[Saved entries]
◇ ◇ ◇ ◇
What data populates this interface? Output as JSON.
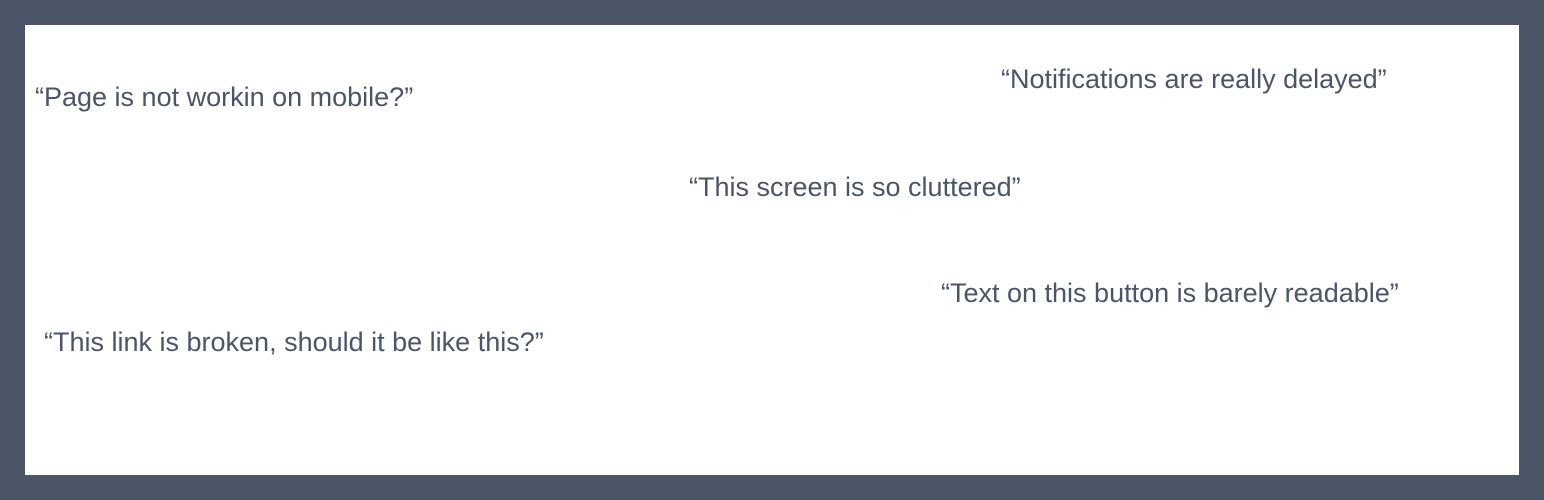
{
  "colors": {
    "page_background": "#4a5568",
    "card_background": "#ffffff",
    "text": "#4a5568"
  },
  "quotes": [
    "“Page is not workin on mobile?”",
    "“Notifications are really delayed”",
    "“This screen is so cluttered”",
    "“Text on this button is barely readable”",
    "“This link is broken, should it be like this?”"
  ]
}
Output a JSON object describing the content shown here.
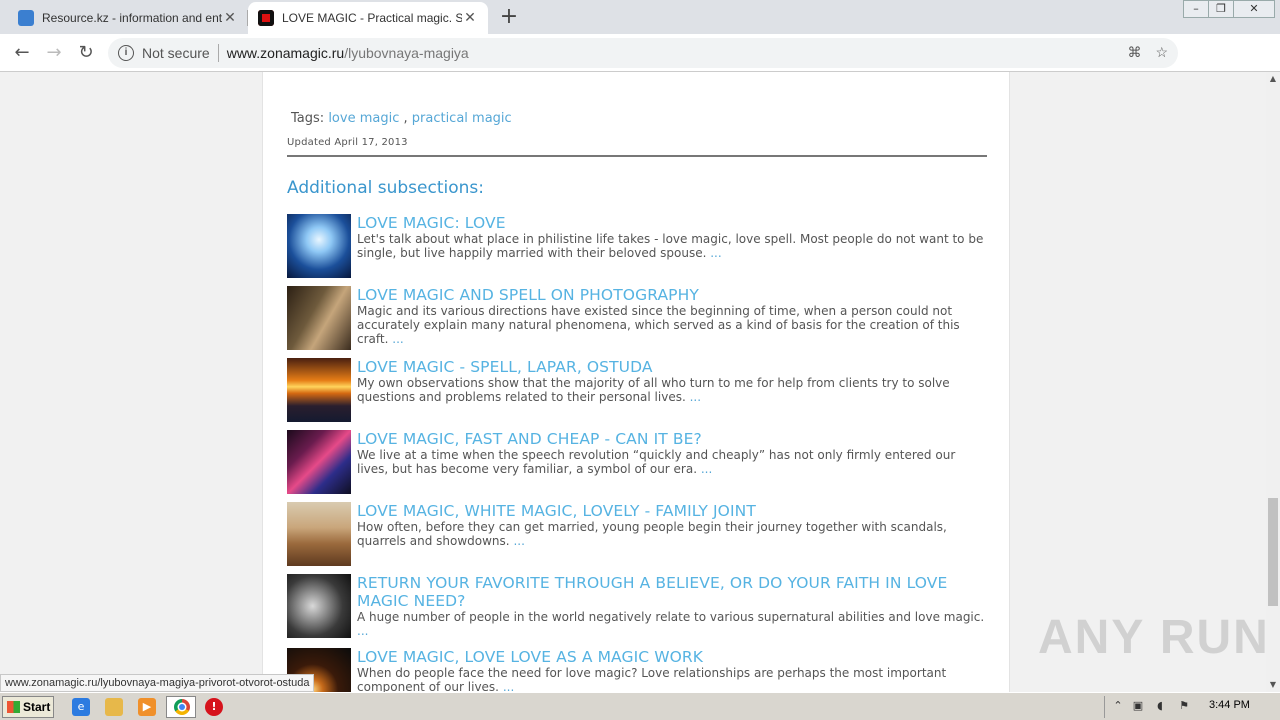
{
  "browser": {
    "tabs": [
      {
        "title": "Resource.kz - information and enter",
        "favicon": "ie-page-icon"
      },
      {
        "title": "LOVE MAGIC - Practical magic. Servi",
        "favicon": "zonamagic-icon"
      }
    ],
    "new_tab_label": "+",
    "security_label": "Not secure",
    "url_host": "www.zonamagic.ru",
    "url_path": "/lyubovnaya-magiya",
    "status_url": "www.zonamagic.ru/lyubovnaya-magiya-privorot-otvorot-ostuda"
  },
  "page": {
    "tags_label": "Tags:",
    "tags": [
      "love magic",
      "practical magic"
    ],
    "tag_sep": ",",
    "updated": "Updated April 17, 2013",
    "subsections_heading": "Additional subsections:",
    "items": [
      {
        "title": "LOVE MAGIC: LOVE",
        "desc": "Let's talk about what place in philistine life takes - love magic, love spell. Most people do not want to be single, but live happily married with their beloved spouse.",
        "more": "..."
      },
      {
        "title": "LOVE MAGIC AND SPELL ON PHOTOGRAPHY",
        "desc": "Magic and its various directions have existed since the beginning of time, when a person could not accurately explain many natural phenomena, which served as a kind of basis for the creation of this craft.",
        "more": "..."
      },
      {
        "title": "LOVE MAGIC - SPELL, LAPAR, OSTUDA",
        "desc": "My own observations show that the majority of all who turn to me for help from clients try to solve questions and problems related to their personal lives.",
        "more": "..."
      },
      {
        "title": "LOVE MAGIC, FAST AND CHEAP - CAN IT BE?",
        "desc": "We live at a time when the speech revolution “quickly and cheaply” has not only firmly entered our lives, but has become very familiar, a symbol of our era.",
        "more": "..."
      },
      {
        "title": "LOVE MAGIC, WHITE MAGIC, LOVELY - FAMILY JOINT",
        "desc": "How often, before they can get married, young people begin their journey together with scandals, quarrels and showdowns.",
        "more": "..."
      },
      {
        "title": "RETURN YOUR FAVORITE THROUGH A BELIEVE, OR DO YOUR FAITH IN LOVE MAGIC NEED?",
        "desc": "A huge number of people in the world negatively relate to various supernatural abilities and love magic.",
        "more": "..."
      },
      {
        "title": "LOVE MAGIC, LOVE LOVE AS A MAGIC WORK",
        "desc": "When do people face the need for love magic? Love relationships are perhaps the most important component of our lives.",
        "more": "..."
      }
    ]
  },
  "watermark": "ANY RUN",
  "taskbar": {
    "start_label": "Start",
    "clock": "3:44 PM"
  },
  "colors": {
    "link": "#56a7d6",
    "title": "#56b3e2",
    "heading": "#3a96cd"
  }
}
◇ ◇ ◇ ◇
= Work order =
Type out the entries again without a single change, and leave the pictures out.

= The completed task =
What data populates this interface? Output as JSON.
{
  "colors": {
    "page_background": "#4a5568",
    "card_background": "#ffffff",
    "text": "#4a5568"
  },
  "quotes": [
    "“Page is not workin on mobile?”",
    "“Notifications are really delayed”",
    "“This screen is so cluttered”",
    "“Text on this button is barely readable”",
    "“This link is broken, should it be like this?”"
  ]
}
Output a JSON object describing the content shown here.
{
  "browser": {
    "tabs": [
      {
        "title": "Resource.kz - information and enter",
        "favicon": "ie-page-icon"
      },
      {
        "title": "LOVE MAGIC - Practical magic. Servi",
        "favicon": "zonamagic-icon"
      }
    ],
    "new_tab_label": "+",
    "security_label": "Not secure",
    "url_host": "www.zonamagic.ru",
    "url_path": "/lyubovnaya-magiya",
    "status_url": "www.zonamagic.ru/lyubovnaya-magiya-privorot-otvorot-ostuda"
  },
  "page": {
    "tags_label": "Tags:",
    "tags": [
      "love magic",
      "practical magic"
    ],
    "tag_sep": ",",
    "updated": "Updated April 17, 2013",
    "subsections_heading": "Additional subsections:",
    "items": [
      {
        "title": "LOVE MAGIC: LOVE",
        "desc": "Let's talk about what place in philistine life takes - love magic, love spell. Most people do not want to be single, but live happily married with their beloved spouse.",
        "more": "..."
      },
      {
        "title": "LOVE MAGIC AND SPELL ON PHOTOGRAPHY",
        "desc": "Magic and its various directions have existed since the beginning of time, when a person could not accurately explain many natural phenomena, which served as a kind of basis for the creation of this craft.",
        "more": "..."
      },
      {
        "title": "LOVE MAGIC - SPELL, LAPAR, OSTUDA",
        "desc": "My own observations show that the majority of all who turn to me for help from clients try to solve questions and problems related to their personal lives.",
        "more": "..."
      },
      {
        "title": "LOVE MAGIC, FAST AND CHEAP - CAN IT BE?",
        "desc": "We live at a time when the speech revolution “quickly and cheaply” has not only firmly entered our lives, but has become very familiar, a symbol of our era.",
        "more": "..."
      },
      {
        "title": "LOVE MAGIC, WHITE MAGIC, LOVELY - FAMILY JOINT",
        "desc": "How often, before they can get married, young people begin their journey together with scandals, quarrels and showdowns.",
        "more": "..."
      },
      {
        "title": "RETURN YOUR FAVORITE THROUGH A BELIEVE, OR DO YOUR FAITH IN LOVE MAGIC NEED?",
        "desc": "A huge number of people in the world negatively relate to various supernatural abilities and love magic.",
        "more": "..."
      },
      {
        "title": "LOVE MAGIC, LOVE LOVE AS A MAGIC WORK",
        "desc": "When do people face the need for love magic? Love relationships are perhaps the most important component of our lives.",
        "more": "..."
      }
    ]
  },
  "watermark": "ANY RUN",
  "taskbar": {
    "start_label": "Start",
    "clock": "3:44 PM"
  },
  "colors": {
    "link": "#56a7d6",
    "title": "#56b3e2",
    "heading": "#3a96cd"
  }
}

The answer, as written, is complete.